How Do Virginia Courts Make Child Custody and Visitation Decisions?
Child custody and visitation issues are some of the most difficult aspects of divorce. You need an experienced and caring family law attorney to give you the information you need to make the best decisions for you and your children, now and for the years ahead. Marcy Jones is that attorney in Lynchburg and in Bedford, Amherst and Campbell Counties. The decisions you make now, will affect you and your children for the rest of your life. Make good child custody and visitation decisions with Marcy’s help.
In deciding child custody and visitation, Virginia courts look at a number of factors.
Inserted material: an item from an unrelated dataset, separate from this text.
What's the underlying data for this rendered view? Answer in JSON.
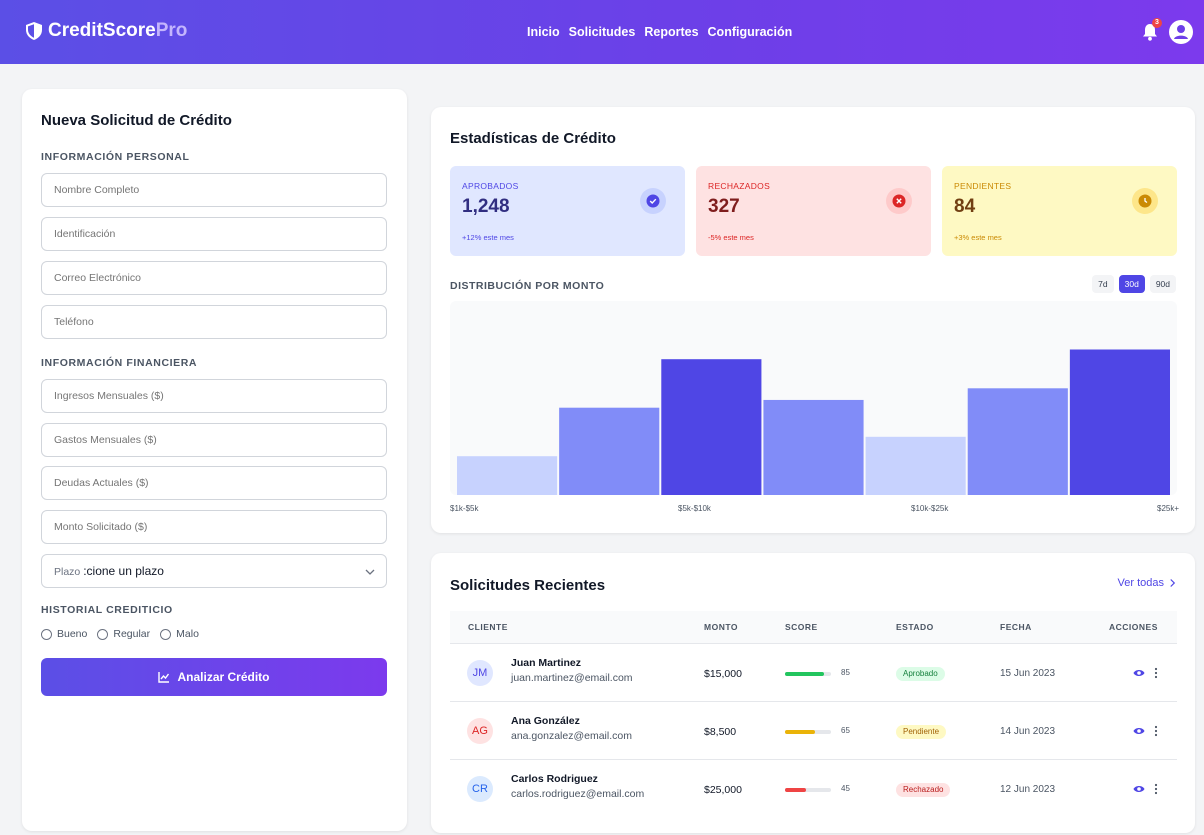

Ultimately, the decision is based on what a judge determines to be “in the best interests of the child.” How does the judge determine what the best interests of the child are?
Best Interests of the Child Factors Considered by Virginia Courts
The factors considered by a Virginia court usually include the following:
- The age and physical and mental condition of the child, as well as the child’s changing developmental needs;
- The age and physical and mental condition of each parent;
- The relationship existing between each parent and each child, giving due consideration to the positive involvement with the child’s life, and the parent’s ability to accurately assess and meet the emotional, intellectual and physical needs of the child;
- The needs of the child, including important relationships of the child, such as those with siblings, peers and extended family members;
- The role that each parent has played, and will play in the future, in the upbringing and care of the child;
- The tendency of each parent to actively support the child’s contact and relationship with the other parent, including whether a parent has unreasonably denied the other parent access to or visitation with the child;
- The relative willingness and demonstrated ability of each parent to maintain a close and continuing relationship with the child, and the ability of each parent to cooperate in and resolve disputes regarding matters affecting the child;
- The reasonable preference of the child, if the court deems the child to be of reasonable intelligence, understanding, age and experience to express such a preference;
- Any history of family abuse. If the court finds such a history, the court may disregard the tendency of the parents to actively support the child’s contact and relationship with the other; and
- Other factors the court determines are important.
Lynchburg Family Law Attorney Marcy Jones has extensive experience handling child custody and visitation cases, during a divorce or after a divorce. Her training and experience in mediation and collaborative law also help her help her clients find solutions to child custody and visitation problems.
Please call 434-845-2463 or use her contact form to make an appointment to talk about your child custody situation with Marcy. Become informed of your options and the likely outcomes in child custody and visitation to help you make better decisions during your divorce and after your divorce.
The Best Child Custody and Visitation Agreements Usually Come from Parents
Usually the best result for the parents and the children is an agreement governing child custody and visitation that’s developed by the parents. In most cases, no matter how hard the judge tries to be fair, it’s impossible for the judge to know the children and their best interests as well as the parents. Whether through the collaborative divorce process or with the help of her years of experience, Marcy will work with you to develop a fair and workable child custody and visitation agreement that makes co-parenting easier, rather than harder. Call Marcy at 434-845-2463 to learn more.
Are you wondering what the difference is between joint custody and sole custody? Is sole custody usually the best choice for you and your children? Marcy can help you with answers to these questions and more if you call 434-845-2463 today!